We focus on a recently deployed system built for summarizing academic articles by concept tagging. The system has shown great coverage and high accuracy of concept identification which could be contributed by the knowledge acquired from millions of publications. Provided with the interpretable concepts and knowledge encoded in a pre-trained neural model, we investigate whether the tagged concepts can be applied to a broader class of applications. We propose transforming the tagged concepts into sparse vectors as representations of academic documents. The effectiveness of the representations is analyzed theoretically by a proposed framework. We also empirically show that the representations can have advantages on academic topic discovery and paper recommendation. On these applications, we reveal that the knowledge encoded in the tagging system can be effectively utilized and can help infer additional features from data with limited information.
Disentangled representations have attracted increasing attention recently. However, how to transfer the desired properties of disentanglement to word representations is unclear. In this work, we propose to transform typical dense word vectors into disentangled embeddings featuring improved interpretability via encoding polysemous semantics separately. We also found the modular structure of our disentangled word embeddings helps generate more efficient and effective features for natural language processing tasks.

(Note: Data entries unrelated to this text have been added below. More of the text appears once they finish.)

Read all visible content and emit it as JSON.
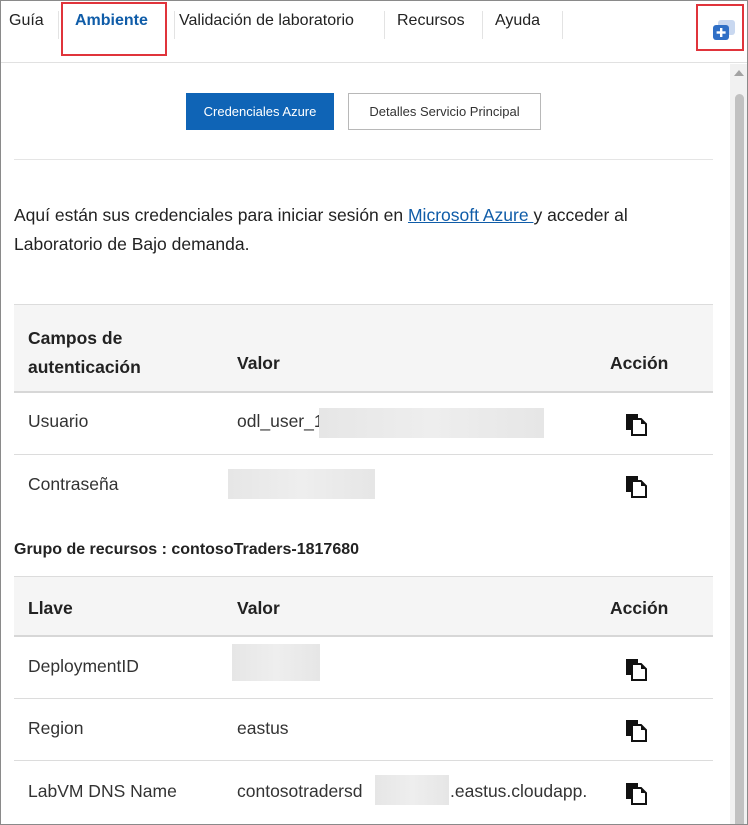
{
  "nav": {
    "tabs": [
      {
        "label": "Guía"
      },
      {
        "label": "Ambiente"
      },
      {
        "label": "Validación de laboratorio"
      },
      {
        "label": "Recursos"
      },
      {
        "label": "Ayuda"
      }
    ],
    "active_tab": "Ambiente",
    "new_window_icon": "open-new-window-icon"
  },
  "credentials_tabs": {
    "primary_label": "Credenciales Azure",
    "secondary_label": "Detalles Servicio Principal"
  },
  "intro": {
    "text_before": "Aquí están sus credenciales para iniciar sesión en ",
    "link_text": "Microsoft Azure ",
    "text_after": "y acceder al Laboratorio de Bajo demanda."
  },
  "auth_table": {
    "headers": [
      "Campos de autenticación",
      "Valor",
      "Acción"
    ],
    "rows": [
      {
        "field": "Usuario",
        "value": "odl_user_1"
      },
      {
        "field": "Contraseña",
        "value": ""
      }
    ]
  },
  "resource_group": {
    "title": "Grupo de recursos : contosoTraders-1817680",
    "headers": [
      "Llave",
      "Valor",
      "Acción"
    ],
    "rows": [
      {
        "key": "DeploymentID",
        "value": ""
      },
      {
        "key": "Region",
        "value": "eastus"
      },
      {
        "key": "LabVM DNS Name",
        "value_prefix": "contosotradersd",
        "value_suffix": ".eastus.cloudapp."
      }
    ]
  },
  "colors": {
    "accent": "#0f64b6",
    "link": "#0f5ca8",
    "highlight": "#e0343b"
  }
}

Lexicon relation extraction given distributional representation of words is an important topic in NLP. We observe that the state-of-the-art projection-based methods cannot be generalized to handle unseen hypernyms. We propose to analyze it in the perspective of pollution and construct the corresponding indicator to measure it. We propose a word relation autoencoder (WRAE) model to address the challenge. Experiments on several hypernym-like lexicon datasets show that our model outperforms the competitors significantly.